Tally the lines below that include the string "icon". Reply with the total only.

Source data:
::::::::::

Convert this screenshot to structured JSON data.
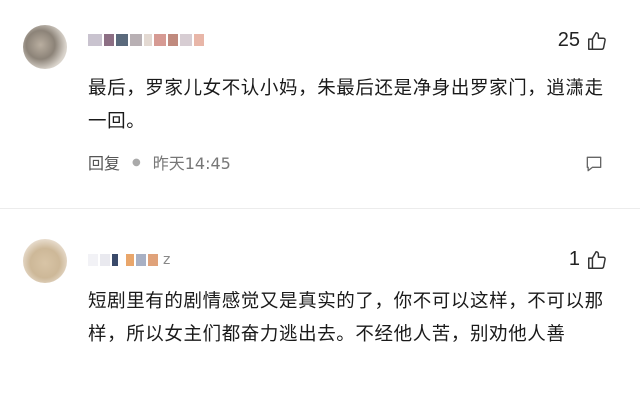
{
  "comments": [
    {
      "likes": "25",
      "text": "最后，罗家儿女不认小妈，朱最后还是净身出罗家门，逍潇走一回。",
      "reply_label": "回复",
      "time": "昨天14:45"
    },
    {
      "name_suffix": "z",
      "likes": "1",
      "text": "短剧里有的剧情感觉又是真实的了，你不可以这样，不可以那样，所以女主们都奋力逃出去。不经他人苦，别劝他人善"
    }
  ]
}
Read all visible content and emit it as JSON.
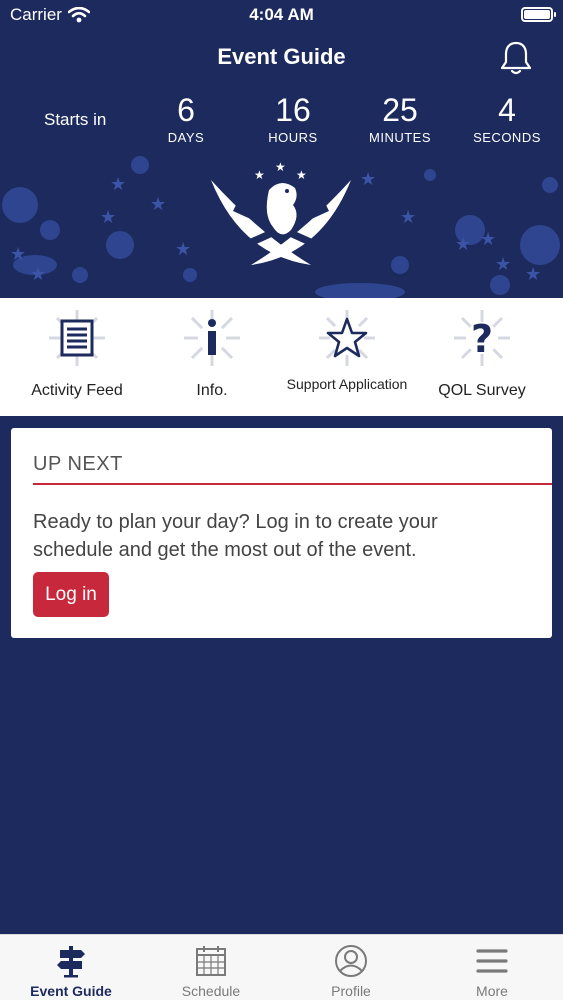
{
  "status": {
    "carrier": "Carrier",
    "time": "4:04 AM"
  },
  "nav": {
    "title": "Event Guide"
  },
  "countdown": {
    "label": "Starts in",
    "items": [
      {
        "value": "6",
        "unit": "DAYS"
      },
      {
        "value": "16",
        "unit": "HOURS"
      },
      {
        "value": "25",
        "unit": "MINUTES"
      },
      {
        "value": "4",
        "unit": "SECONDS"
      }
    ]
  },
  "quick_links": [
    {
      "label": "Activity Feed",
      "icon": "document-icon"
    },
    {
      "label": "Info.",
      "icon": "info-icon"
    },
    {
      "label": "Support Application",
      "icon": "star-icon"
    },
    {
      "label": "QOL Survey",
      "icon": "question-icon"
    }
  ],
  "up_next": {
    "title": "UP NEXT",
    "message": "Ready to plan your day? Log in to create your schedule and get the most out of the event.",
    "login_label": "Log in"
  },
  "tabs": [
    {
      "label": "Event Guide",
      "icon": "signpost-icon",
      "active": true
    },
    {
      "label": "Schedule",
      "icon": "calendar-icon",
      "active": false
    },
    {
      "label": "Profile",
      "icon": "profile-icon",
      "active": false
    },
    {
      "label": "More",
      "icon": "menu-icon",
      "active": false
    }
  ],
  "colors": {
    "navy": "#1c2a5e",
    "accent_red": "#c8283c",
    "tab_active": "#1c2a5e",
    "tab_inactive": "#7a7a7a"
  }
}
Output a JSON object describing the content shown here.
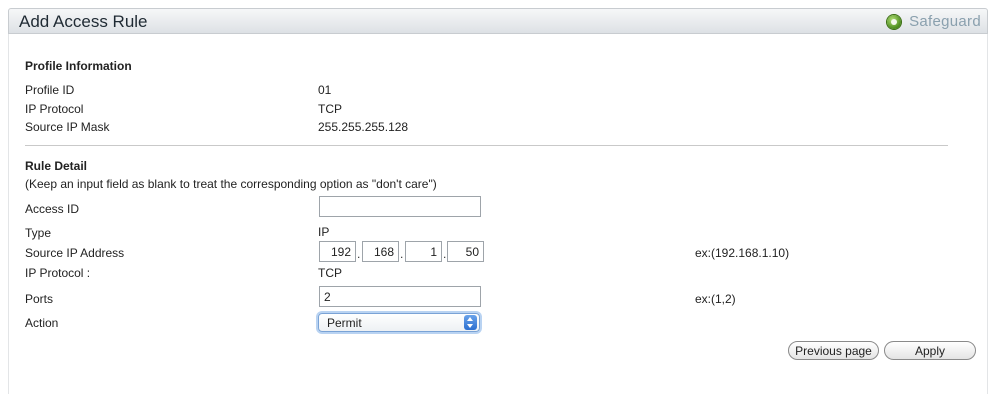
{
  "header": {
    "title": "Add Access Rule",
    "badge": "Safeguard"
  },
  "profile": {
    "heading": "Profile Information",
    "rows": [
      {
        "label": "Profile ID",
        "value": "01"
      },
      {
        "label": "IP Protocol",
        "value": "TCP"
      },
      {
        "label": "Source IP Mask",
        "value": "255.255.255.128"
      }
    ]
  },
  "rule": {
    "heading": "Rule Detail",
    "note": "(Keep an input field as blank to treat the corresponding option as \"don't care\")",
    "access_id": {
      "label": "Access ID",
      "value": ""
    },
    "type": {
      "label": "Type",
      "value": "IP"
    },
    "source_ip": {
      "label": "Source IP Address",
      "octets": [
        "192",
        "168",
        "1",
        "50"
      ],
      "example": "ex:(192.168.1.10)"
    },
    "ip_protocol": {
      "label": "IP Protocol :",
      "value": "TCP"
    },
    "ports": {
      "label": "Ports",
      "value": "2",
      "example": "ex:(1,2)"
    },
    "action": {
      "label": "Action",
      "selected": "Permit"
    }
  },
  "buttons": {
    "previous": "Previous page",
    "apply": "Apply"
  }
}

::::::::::

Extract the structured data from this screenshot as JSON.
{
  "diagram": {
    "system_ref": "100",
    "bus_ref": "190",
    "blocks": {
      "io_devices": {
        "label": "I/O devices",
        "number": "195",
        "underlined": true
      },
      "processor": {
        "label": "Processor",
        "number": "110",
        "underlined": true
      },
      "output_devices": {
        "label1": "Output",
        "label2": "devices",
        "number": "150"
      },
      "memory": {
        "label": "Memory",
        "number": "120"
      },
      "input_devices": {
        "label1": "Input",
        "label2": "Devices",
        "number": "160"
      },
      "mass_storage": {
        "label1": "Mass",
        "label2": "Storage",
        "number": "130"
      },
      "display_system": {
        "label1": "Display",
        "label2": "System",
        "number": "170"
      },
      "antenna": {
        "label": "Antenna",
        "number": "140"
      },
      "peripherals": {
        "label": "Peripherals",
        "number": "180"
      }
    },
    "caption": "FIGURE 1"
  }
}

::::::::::

SOLUTION TO THIS TASK
8